The first round of reforms towards a stronger European Health Union, boosting the EU’s internal capacities, is currently underway. These reforms, and the events which prompted them (primarily the experience of the COVID-19 pandemic), strengthen the prospects for further joint external action. But how can the EU ensure that its new global health strategy – unlike the 2010 version – will succeed in delivering concerted action towards better and more equal health outcomes around the world?
To answer this, Louise Bengtsson describes what has changed since 2010 and examines the institutional and political context. Against this background, she reflects on the areas which have most potential for success. The key argument is that, to move beyond the limited focus on preparedness and response to potential pandemics, it is necessary to understand the full spectrum of the EU’s existing internal and external policies, both those with direct and indirect relevance for global health.
The strategy is most likely to be successful, the analysis finds, if it focuses on those areas in which the Union has a strong mandate and established role.

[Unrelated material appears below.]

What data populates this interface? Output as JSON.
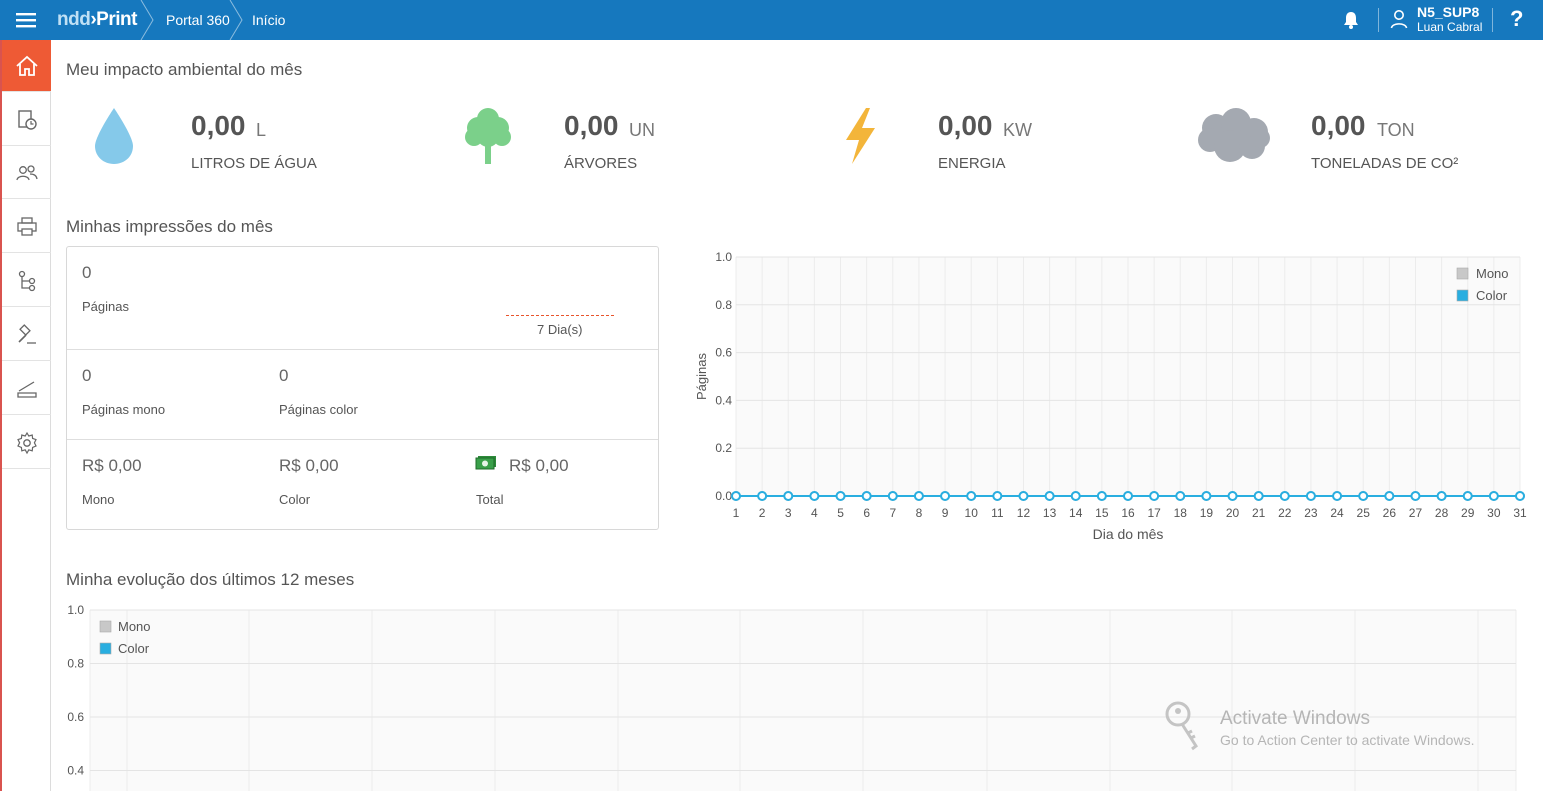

And the EU must build deep and meaningful partnerships, backed up with sufficient funding and robust monitoring, if it is to succeed in becoming a relevant player in global health.